Credited to "Grace Slick/Paul Kantner/Jefferson Starship," Dragon Fly was the transitional album between the various shifting aggregations Slick and Kantner had been recording with as Jefferson Airplane dissolved in the early '70s and the new Jefferson Starship (which essentially was the Airplane with a new guitarist and bassist -- Craig Chaquico and Pete Sears). But where such preceding efforts as Sunfighter, Manhole, and Baron Von Tollbooth and the Chrome Nun had suffered from indulgence and a lack of focus, Dragon Fly, from the first note of its rocking leadoff track, "Ride the Tiger" (a chart single), was a unified effort. Like much of the Airplane catalog and all of the Starship albums to follow, the album suffered from the band's communal approach to song selection (the eight tracks credited 12 writers, half of them bandmembers), leading to an unevenness in the material. But unlike the recent Kantner/Slick/etc. albums, it sounded like the work of a seasoned band. (It didn't hurt that the album was cut just after a tour, instead of before one.) Especially notable was Chaquico, who on such tracks as "All Fly Away" and "Hyperdrive" demonstrated that he was a distinctive lead guitarist able to define the Starship sound just as the very different Jorma Kaukonen had the Airplane.

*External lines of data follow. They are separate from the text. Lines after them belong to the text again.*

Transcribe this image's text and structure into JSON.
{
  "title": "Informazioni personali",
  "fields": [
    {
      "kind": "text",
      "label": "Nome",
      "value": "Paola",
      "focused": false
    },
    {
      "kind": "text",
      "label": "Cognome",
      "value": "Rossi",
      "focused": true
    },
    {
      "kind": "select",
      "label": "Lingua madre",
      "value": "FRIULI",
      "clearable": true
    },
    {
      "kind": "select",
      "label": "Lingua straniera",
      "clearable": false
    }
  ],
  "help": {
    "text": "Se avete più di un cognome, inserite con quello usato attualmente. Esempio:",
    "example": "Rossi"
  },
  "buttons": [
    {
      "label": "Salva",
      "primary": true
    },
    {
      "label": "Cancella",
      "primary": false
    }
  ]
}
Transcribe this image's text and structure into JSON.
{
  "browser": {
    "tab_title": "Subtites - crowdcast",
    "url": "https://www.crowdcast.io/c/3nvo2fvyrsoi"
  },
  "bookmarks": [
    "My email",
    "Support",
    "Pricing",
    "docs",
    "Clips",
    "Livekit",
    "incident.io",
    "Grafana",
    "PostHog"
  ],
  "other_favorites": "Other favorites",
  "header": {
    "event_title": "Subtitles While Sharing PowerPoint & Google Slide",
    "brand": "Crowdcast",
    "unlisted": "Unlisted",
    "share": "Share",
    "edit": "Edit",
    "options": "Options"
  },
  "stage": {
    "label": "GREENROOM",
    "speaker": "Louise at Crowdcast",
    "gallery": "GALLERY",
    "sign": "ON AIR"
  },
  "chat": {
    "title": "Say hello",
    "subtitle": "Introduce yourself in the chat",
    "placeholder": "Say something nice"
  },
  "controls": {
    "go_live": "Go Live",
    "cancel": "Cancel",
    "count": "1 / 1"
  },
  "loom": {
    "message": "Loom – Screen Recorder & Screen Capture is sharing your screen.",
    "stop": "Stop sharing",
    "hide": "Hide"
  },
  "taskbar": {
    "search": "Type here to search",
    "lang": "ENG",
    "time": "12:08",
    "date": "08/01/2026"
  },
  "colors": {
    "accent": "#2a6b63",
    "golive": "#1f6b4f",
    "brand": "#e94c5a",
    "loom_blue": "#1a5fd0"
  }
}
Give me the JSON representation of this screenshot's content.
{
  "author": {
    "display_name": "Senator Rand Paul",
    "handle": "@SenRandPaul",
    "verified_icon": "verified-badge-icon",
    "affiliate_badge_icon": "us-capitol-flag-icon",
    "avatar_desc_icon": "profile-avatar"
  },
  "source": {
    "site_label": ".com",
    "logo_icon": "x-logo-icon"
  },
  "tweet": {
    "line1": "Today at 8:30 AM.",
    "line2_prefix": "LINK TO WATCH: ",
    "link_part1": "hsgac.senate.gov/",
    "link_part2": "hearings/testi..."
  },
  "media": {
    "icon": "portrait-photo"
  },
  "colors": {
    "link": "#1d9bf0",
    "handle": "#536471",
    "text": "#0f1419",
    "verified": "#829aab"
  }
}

But what turned Dragon Fly into an artistic and commercial triumph (it was the most popular album any of these people had been involved with in five years) was the return, for one song, of former Airplane singer Marty Balin, since that one song was the epic power ballad "Caroline," which became a radio favorite and remains one of the best songs the Airplane/Starship ever did.
AllMusic Review by William Ruhlmann